“This offer from ukactive means even more people will be able to access a range of local physical activities to help stay fit and healthy.”

Jo Churchill, Minister for Prevention, Public Health and Primary Care, said: “I welcome the announcement of this unique partnership between ukactive, NHS England and Improvement and National Academy of Social Prescribing. It is another fantastic step forward in helping people access more personalised care and empowering them to take more control over their health conditions and lives.”

Tim Hollingsworth, Sport England CEO, said: “Healthcare providers are uniquely placed to help introduce people to physical activity as part of a range of efforts to help manage overall health and wellbeing.

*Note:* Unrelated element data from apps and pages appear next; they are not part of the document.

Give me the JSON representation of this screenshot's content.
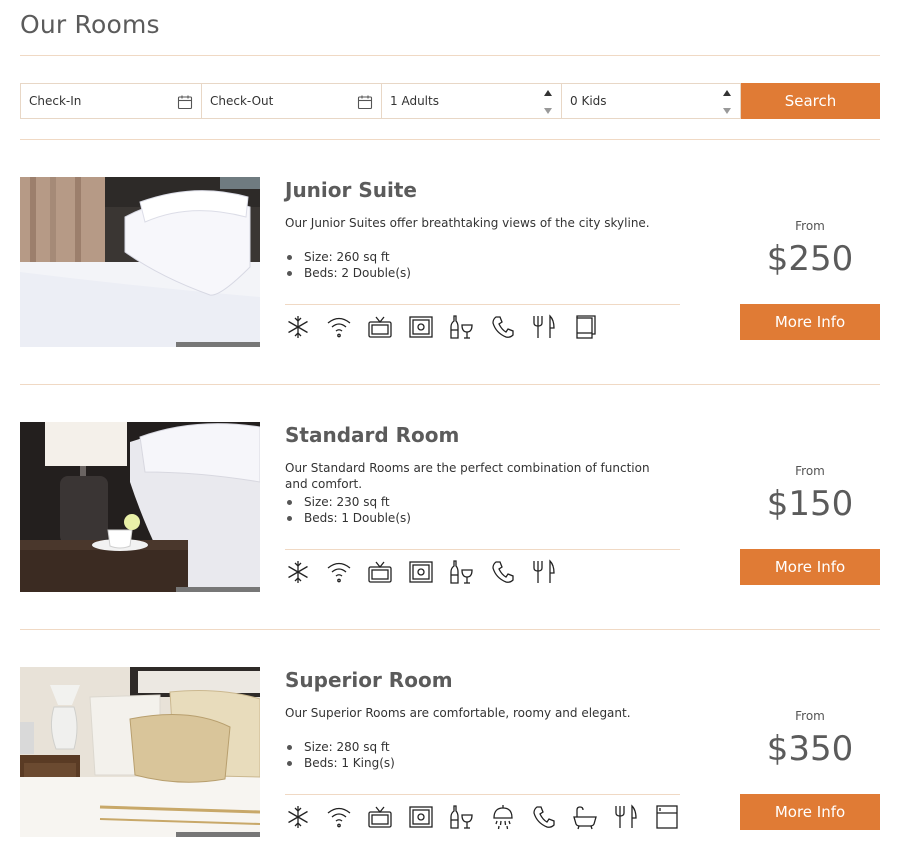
{
  "page": {
    "title": "Our Rooms"
  },
  "search": {
    "checkin_placeholder": "Check-In",
    "checkout_placeholder": "Check-Out",
    "adults_value": "1 Adults",
    "kids_value": "0 Kids",
    "button_label": "Search"
  },
  "colors": {
    "accent": "#e07b35",
    "divider": "#f0d9c4",
    "heading": "#5b5b5b"
  },
  "rooms": [
    {
      "title": "Junior Suite",
      "description": "Our Junior Suites offer breathtaking views of the city skyline.",
      "specs": [
        "Size: 260 sq ft",
        "Beds: 2 Double(s)"
      ],
      "from_label": "From",
      "price": "$250",
      "button_label": "More Info",
      "amenities": [
        "air-conditioning-icon",
        "wifi-icon",
        "tv-icon",
        "safe-icon",
        "minibar-icon",
        "phone-icon",
        "restaurant-icon",
        "towels-icon"
      ]
    },
    {
      "title": "Standard Room",
      "description": "Our Standard Rooms are the perfect combination of function and comfort.",
      "specs": [
        "Size: 230 sq ft",
        "Beds: 1 Double(s)"
      ],
      "from_label": "From",
      "price": "$150",
      "button_label": "More Info",
      "amenities": [
        "air-conditioning-icon",
        "wifi-icon",
        "tv-icon",
        "safe-icon",
        "minibar-icon",
        "phone-icon",
        "restaurant-icon"
      ]
    },
    {
      "title": "Superior Room",
      "description": "Our Superior Rooms are comfortable, roomy and elegant.",
      "specs": [
        "Size: 280 sq ft",
        "Beds: 1 King(s)"
      ],
      "from_label": "From",
      "price": "$350",
      "button_label": "More Info",
      "amenities": [
        "air-conditioning-icon",
        "wifi-icon",
        "tv-icon",
        "safe-icon",
        "minibar-icon",
        "shower-icon",
        "phone-icon",
        "bathtub-icon",
        "restaurant-icon",
        "fridge-icon"
      ]
    }
  ]
}
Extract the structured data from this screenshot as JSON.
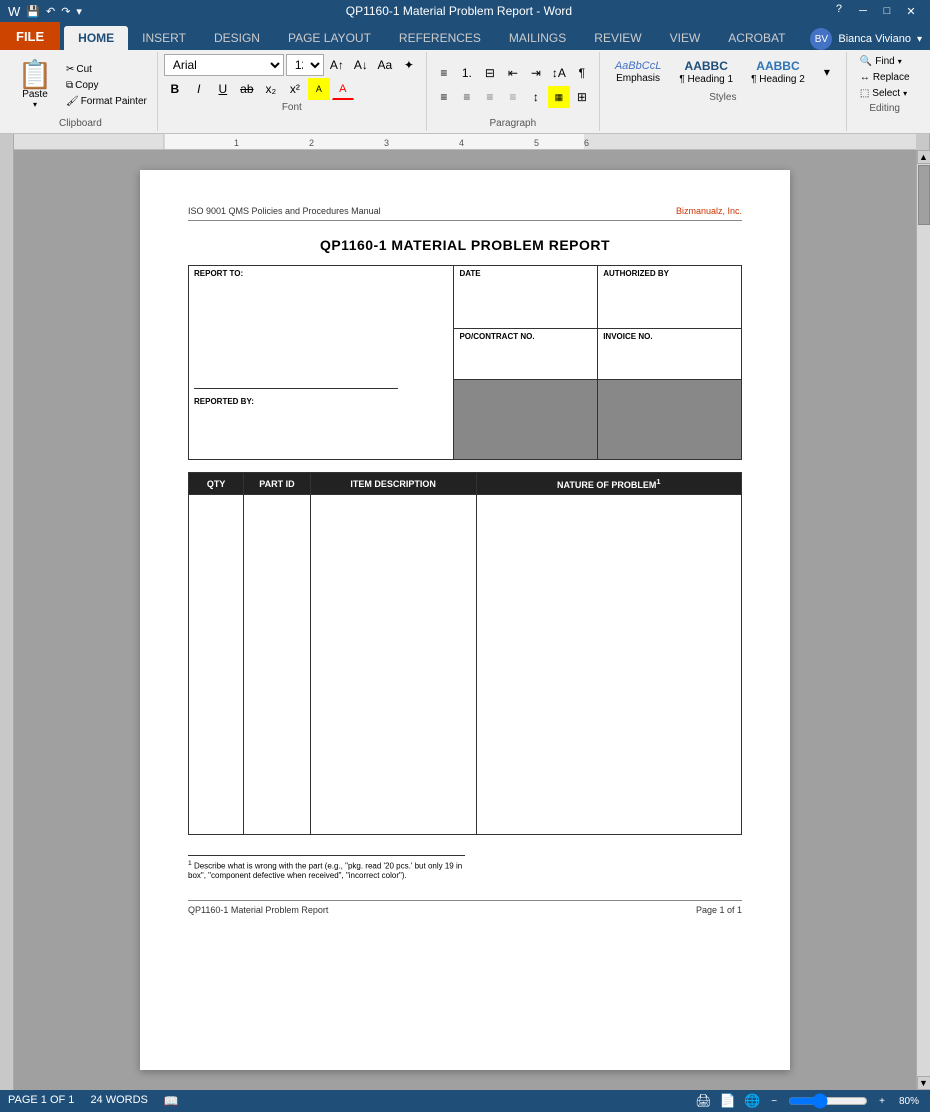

“This is why Sport England has been working with partners like NASP to create innovative ways to encourage more social prescribing.

“This new partnership with NHS England will introduce more people to physical activity via free gym sessions and having local fitness facilities to signpost patients to will make it easier for healthcare professionals to build activity into the health plans they are prescribing.”

The landmark partnership will begin by working in several advanced sites within England to identify best practice and learn how to up-scale this approach across England so that it reaches people most at risk of health inequalities. The sites will also explore the potential of small personal health budgets attached to social prescribing.

ukactive will raise awareness of social prescribing and facilitate links with healthcare, demonstrating how its members can best provide local solutions. It will achieve this by highlighting existing best practice to health commissioners and by building sustainable fitness and leisure industry-led physical activity interventions.

The scheme will be delivered and negotiated on locally and will vary from facility to facility. Wave Leisure Trust’s MoveMore initiative in Seaford, East Sussex, is one such example of how this scheme will work. It aims to successfully match a gym activity to suit every individual referred to the programme and support them back to better health.

Delivered in conjunction with local GPs in Seaford, ‘MoveMore’ is already improving people’s health and changing lives for the better by setting up a referral scheme where patients can be seen for a 30-minute consultation regarding their condition and medical history, which also takes into consideration personal barriers, goals and other support needs. Once people have decided on a programme of activity, the team at Wave arranges to meet clients in the leisure centre, where they are taken through the new process.

The national initiative announced today supports NHSE/I’s and the National Social Prescribing Academy’s work to develop the social prescribing infrastructure around the country. Through its recently announced ‘Thriving Communities’ programme, the National Academy of Social Prescribing will work with NHSE/I, Sport England, the Arts Council, Money and Pensions service, Natural England and regional partners, to bring together local partnerships across culture, sport, nature, health and the community sector, to address the wellbeing needs of those most affected by COVID-19.